**EXERCISE PROMPT**
Repeat each record exactly. Any picture gets left out.

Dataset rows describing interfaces
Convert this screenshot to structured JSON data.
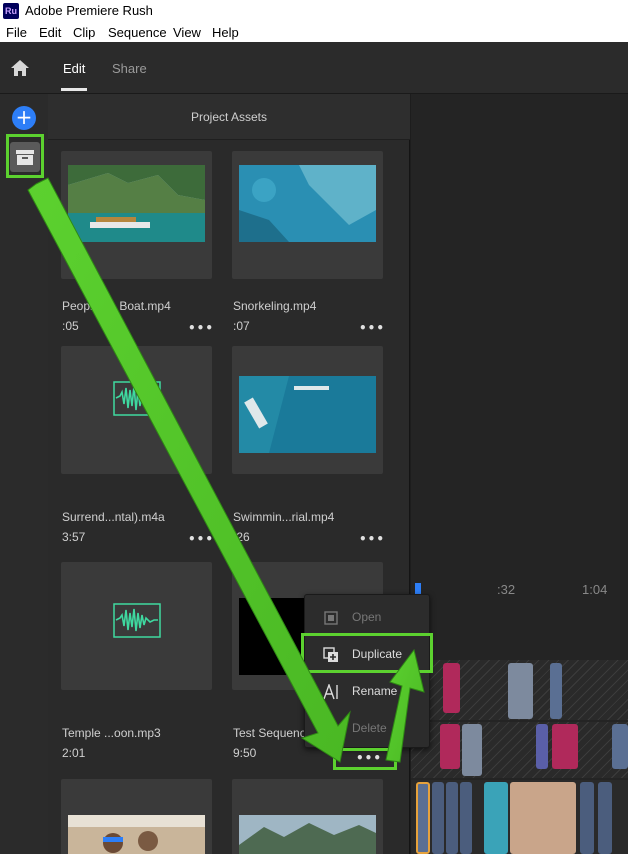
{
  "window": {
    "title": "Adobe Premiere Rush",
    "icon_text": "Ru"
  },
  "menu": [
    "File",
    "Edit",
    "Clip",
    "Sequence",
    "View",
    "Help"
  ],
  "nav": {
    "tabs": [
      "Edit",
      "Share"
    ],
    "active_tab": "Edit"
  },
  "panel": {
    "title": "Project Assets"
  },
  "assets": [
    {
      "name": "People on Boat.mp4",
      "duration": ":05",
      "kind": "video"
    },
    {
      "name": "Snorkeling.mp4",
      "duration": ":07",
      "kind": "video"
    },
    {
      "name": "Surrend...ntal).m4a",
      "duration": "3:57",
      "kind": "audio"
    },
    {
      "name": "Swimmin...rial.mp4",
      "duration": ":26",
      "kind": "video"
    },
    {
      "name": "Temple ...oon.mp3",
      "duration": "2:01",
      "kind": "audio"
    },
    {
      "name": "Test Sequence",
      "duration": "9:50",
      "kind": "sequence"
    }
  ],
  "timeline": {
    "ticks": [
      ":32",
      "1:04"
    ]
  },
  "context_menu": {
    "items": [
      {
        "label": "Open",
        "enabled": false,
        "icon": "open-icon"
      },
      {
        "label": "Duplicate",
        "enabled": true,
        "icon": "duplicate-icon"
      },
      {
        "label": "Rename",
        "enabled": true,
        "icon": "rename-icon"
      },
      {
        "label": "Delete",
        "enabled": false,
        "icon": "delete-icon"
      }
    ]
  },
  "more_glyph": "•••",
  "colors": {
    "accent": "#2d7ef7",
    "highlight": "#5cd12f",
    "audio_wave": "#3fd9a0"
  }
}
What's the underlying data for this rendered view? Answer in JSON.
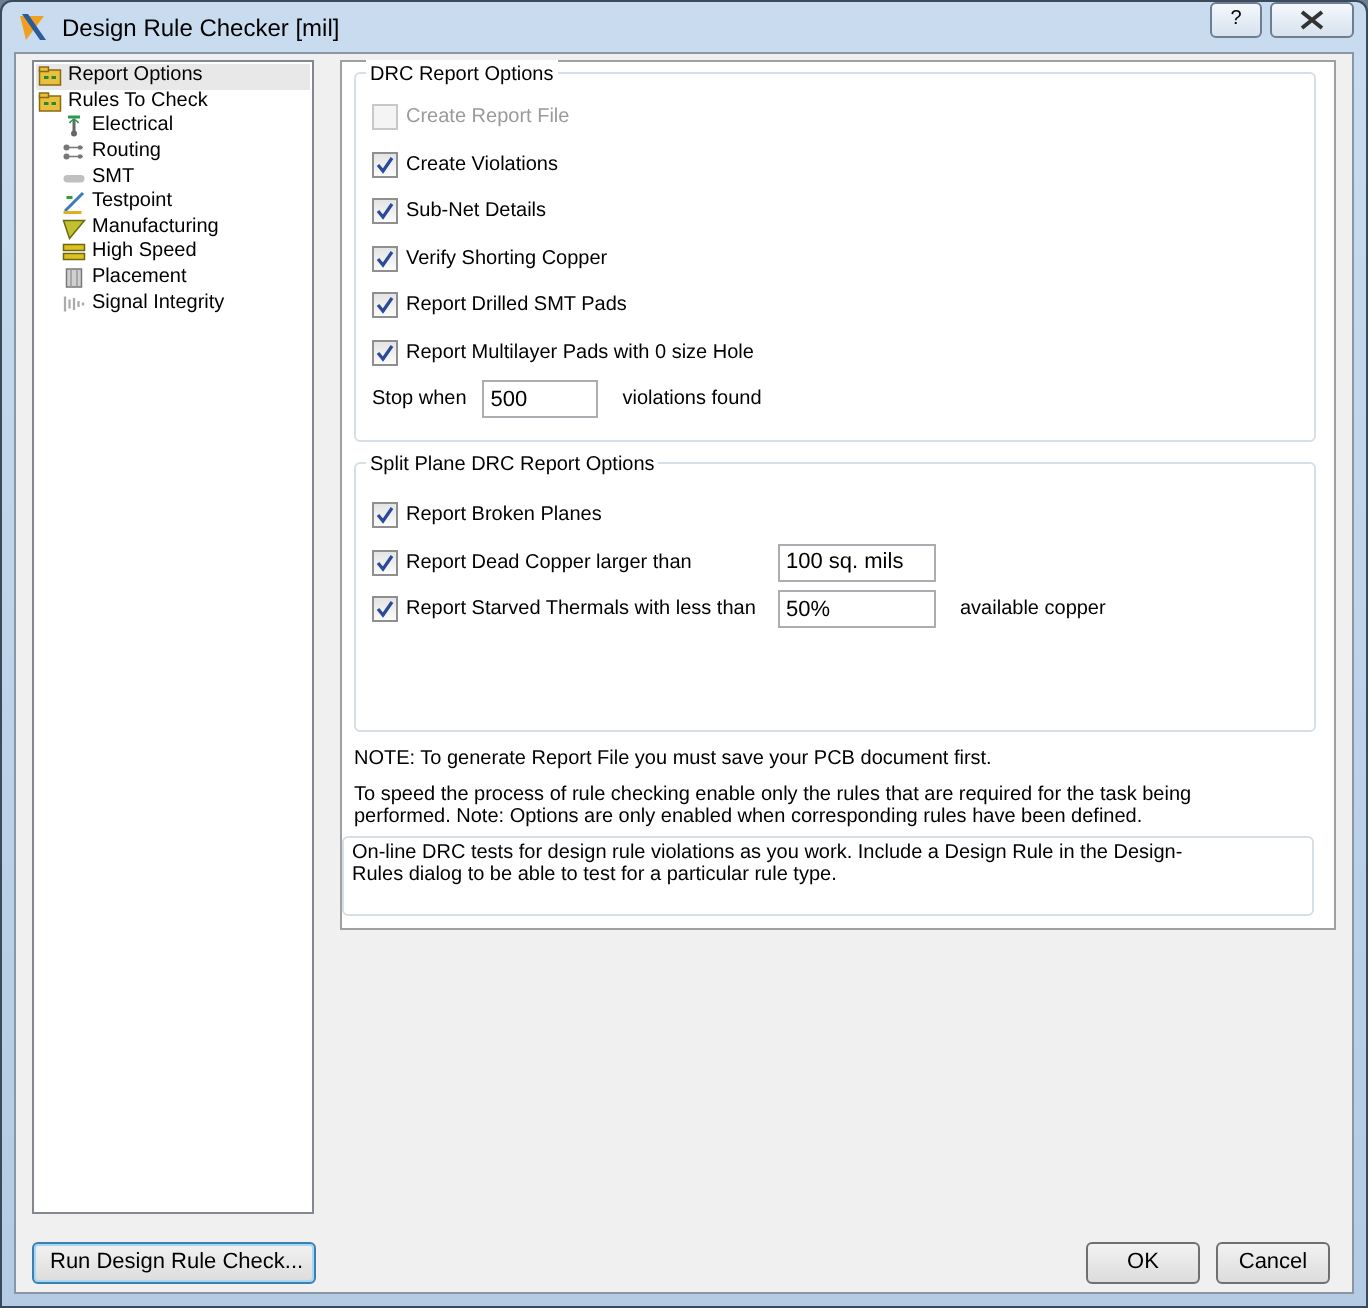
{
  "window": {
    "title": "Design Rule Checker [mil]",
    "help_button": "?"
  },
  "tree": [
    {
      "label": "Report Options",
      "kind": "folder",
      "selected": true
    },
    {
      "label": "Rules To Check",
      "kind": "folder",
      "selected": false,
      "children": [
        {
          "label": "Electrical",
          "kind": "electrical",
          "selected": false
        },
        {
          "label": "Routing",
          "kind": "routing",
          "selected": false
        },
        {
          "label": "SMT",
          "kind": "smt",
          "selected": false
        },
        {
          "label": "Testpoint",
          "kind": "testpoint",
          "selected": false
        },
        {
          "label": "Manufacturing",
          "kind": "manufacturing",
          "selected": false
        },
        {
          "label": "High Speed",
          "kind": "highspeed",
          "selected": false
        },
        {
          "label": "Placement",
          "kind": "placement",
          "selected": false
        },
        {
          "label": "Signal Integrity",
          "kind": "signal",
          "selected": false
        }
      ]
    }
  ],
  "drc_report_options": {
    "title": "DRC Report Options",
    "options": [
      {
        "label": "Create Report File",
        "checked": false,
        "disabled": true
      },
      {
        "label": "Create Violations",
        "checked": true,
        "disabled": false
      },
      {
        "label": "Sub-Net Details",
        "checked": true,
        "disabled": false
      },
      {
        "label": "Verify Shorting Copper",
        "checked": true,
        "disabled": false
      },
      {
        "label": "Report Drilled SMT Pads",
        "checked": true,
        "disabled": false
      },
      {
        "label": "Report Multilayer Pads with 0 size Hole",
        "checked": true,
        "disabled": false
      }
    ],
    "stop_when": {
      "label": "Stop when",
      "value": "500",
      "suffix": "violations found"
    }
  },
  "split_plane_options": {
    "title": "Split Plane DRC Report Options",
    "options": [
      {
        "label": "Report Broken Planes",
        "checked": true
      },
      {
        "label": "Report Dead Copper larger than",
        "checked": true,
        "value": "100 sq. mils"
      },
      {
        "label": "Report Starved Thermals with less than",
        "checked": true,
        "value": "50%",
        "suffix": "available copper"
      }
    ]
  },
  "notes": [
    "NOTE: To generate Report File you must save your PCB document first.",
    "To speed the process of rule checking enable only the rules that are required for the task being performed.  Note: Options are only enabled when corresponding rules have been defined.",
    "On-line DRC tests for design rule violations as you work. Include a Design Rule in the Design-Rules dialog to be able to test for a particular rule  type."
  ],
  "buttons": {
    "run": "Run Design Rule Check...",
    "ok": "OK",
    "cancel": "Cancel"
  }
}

**TASK SOLUTION**
Convert this screenshot to structured JSON data.
{
  "window": {
    "title": "Adobe Premiere Rush",
    "icon_text": "Ru"
  },
  "menu": [
    "File",
    "Edit",
    "Clip",
    "Sequence",
    "View",
    "Help"
  ],
  "nav": {
    "tabs": [
      "Edit",
      "Share"
    ],
    "active_tab": "Edit"
  },
  "panel": {
    "title": "Project Assets"
  },
  "assets": [
    {
      "name": "People on Boat.mp4",
      "duration": ":05",
      "kind": "video"
    },
    {
      "name": "Snorkeling.mp4",
      "duration": ":07",
      "kind": "video"
    },
    {
      "name": "Surrend...ntal).m4a",
      "duration": "3:57",
      "kind": "audio"
    },
    {
      "name": "Swimmin...rial.mp4",
      "duration": ":26",
      "kind": "video"
    },
    {
      "name": "Temple ...oon.mp3",
      "duration": "2:01",
      "kind": "audio"
    },
    {
      "name": "Test Sequence",
      "duration": "9:50",
      "kind": "sequence"
    }
  ],
  "timeline": {
    "ticks": [
      ":32",
      "1:04"
    ]
  },
  "context_menu": {
    "items": [
      {
        "label": "Open",
        "enabled": false,
        "icon": "open-icon"
      },
      {
        "label": "Duplicate",
        "enabled": true,
        "icon": "duplicate-icon"
      },
      {
        "label": "Rename",
        "enabled": true,
        "icon": "rename-icon"
      },
      {
        "label": "Delete",
        "enabled": false,
        "icon": "delete-icon"
      }
    ]
  },
  "more_glyph": "•••",
  "colors": {
    "accent": "#2d7ef7",
    "highlight": "#5cd12f",
    "audio_wave": "#3fd9a0"
  }
}
What's the underlying data for this rendered view? Answer in JSON.
{
  "window": {
    "title": "Design Rule Checker [mil]",
    "help_button": "?"
  },
  "tree": [
    {
      "label": "Report Options",
      "kind": "folder",
      "selected": true
    },
    {
      "label": "Rules To Check",
      "kind": "folder",
      "selected": false,
      "children": [
        {
          "label": "Electrical",
          "kind": "electrical",
          "selected": false
        },
        {
          "label": "Routing",
          "kind": "routing",
          "selected": false
        },
        {
          "label": "SMT",
          "kind": "smt",
          "selected": false
        },
        {
          "label": "Testpoint",
          "kind": "testpoint",
          "selected": false
        },
        {
          "label": "Manufacturing",
          "kind": "manufacturing",
          "selected": false
        },
        {
          "label": "High Speed",
          "kind": "highspeed",
          "selected": false
        },
        {
          "label": "Placement",
          "kind": "placement",
          "selected": false
        },
        {
          "label": "Signal Integrity",
          "kind": "signal",
          "selected": false
        }
      ]
    }
  ],
  "drc_report_options": {
    "title": "DRC Report Options",
    "options": [
      {
        "label": "Create Report File",
        "checked": false,
        "disabled": true
      },
      {
        "label": "Create Violations",
        "checked": true,
        "disabled": false
      },
      {
        "label": "Sub-Net Details",
        "checked": true,
        "disabled": false
      },
      {
        "label": "Verify Shorting Copper",
        "checked": true,
        "disabled": false
      },
      {
        "label": "Report Drilled SMT Pads",
        "checked": true,
        "disabled": false
      },
      {
        "label": "Report Multilayer Pads with 0 size Hole",
        "checked": true,
        "disabled": false
      }
    ],
    "stop_when": {
      "label": "Stop when",
      "value": "500",
      "suffix": "violations found"
    }
  },
  "split_plane_options": {
    "title": "Split Plane DRC Report Options",
    "options": [
      {
        "label": "Report Broken Planes",
        "checked": true
      },
      {
        "label": "Report Dead Copper larger than",
        "checked": true,
        "value": "100 sq. mils"
      },
      {
        "label": "Report Starved Thermals with less than",
        "checked": true,
        "value": "50%",
        "suffix": "available copper"
      }
    ]
  },
  "notes": [
    "NOTE: To generate Report File you must save your PCB document first.",
    "To speed the process of rule checking enable only the rules that are required for the task being performed.  Note: Options are only enabled when corresponding rules have been defined.",
    "On-line DRC tests for design rule violations as you work. Include a Design Rule in the Design-Rules dialog to be able to test for a particular rule  type."
  ],
  "buttons": {
    "run": "Run Design Rule Check...",
    "ok": "OK",
    "cancel": "Cancel"
  }
}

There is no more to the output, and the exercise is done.